* **Directions**: From the data below, return each line in which the string "icon" is found.

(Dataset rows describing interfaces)
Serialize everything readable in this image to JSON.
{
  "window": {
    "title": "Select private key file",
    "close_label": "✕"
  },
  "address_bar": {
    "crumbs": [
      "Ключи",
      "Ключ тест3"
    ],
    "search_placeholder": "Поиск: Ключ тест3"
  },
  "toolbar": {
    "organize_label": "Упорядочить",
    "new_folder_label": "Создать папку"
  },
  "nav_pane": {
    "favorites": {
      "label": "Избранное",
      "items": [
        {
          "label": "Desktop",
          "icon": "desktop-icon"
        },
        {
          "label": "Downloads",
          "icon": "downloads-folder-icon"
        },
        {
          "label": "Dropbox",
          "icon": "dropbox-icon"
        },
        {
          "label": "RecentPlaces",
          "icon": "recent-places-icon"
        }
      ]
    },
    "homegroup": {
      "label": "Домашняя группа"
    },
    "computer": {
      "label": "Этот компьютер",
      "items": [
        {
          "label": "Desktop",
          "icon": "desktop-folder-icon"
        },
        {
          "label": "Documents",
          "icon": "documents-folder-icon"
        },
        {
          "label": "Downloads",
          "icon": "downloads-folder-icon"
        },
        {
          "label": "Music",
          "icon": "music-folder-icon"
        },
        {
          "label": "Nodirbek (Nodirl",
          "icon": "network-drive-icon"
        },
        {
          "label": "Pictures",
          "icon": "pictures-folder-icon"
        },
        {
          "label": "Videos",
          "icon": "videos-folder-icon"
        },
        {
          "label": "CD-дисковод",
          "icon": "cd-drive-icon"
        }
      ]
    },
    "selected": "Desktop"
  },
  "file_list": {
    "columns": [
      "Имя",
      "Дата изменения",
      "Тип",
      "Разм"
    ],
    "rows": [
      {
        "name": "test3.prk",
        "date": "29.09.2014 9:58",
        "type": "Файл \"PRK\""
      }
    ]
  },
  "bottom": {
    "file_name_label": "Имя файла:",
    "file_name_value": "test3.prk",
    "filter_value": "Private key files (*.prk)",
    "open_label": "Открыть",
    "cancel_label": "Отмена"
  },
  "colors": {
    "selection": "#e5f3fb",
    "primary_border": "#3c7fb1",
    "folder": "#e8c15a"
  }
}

* **Task response**:
          "icon": "desktop-icon"
          "icon": "downloads-folder-icon"
          "icon": "dropbox-icon"
          "icon": "recent-places-icon"
          "icon": "desktop-folder-icon"
          "icon": "documents-folder-icon"
          "icon": "downloads-folder-icon"
          "icon": "music-folder-icon"
          "icon": "network-drive-icon"
          "icon": "pictures-folder-icon"
          "icon": "videos-folder-icon"
          "icon": "cd-drive-icon"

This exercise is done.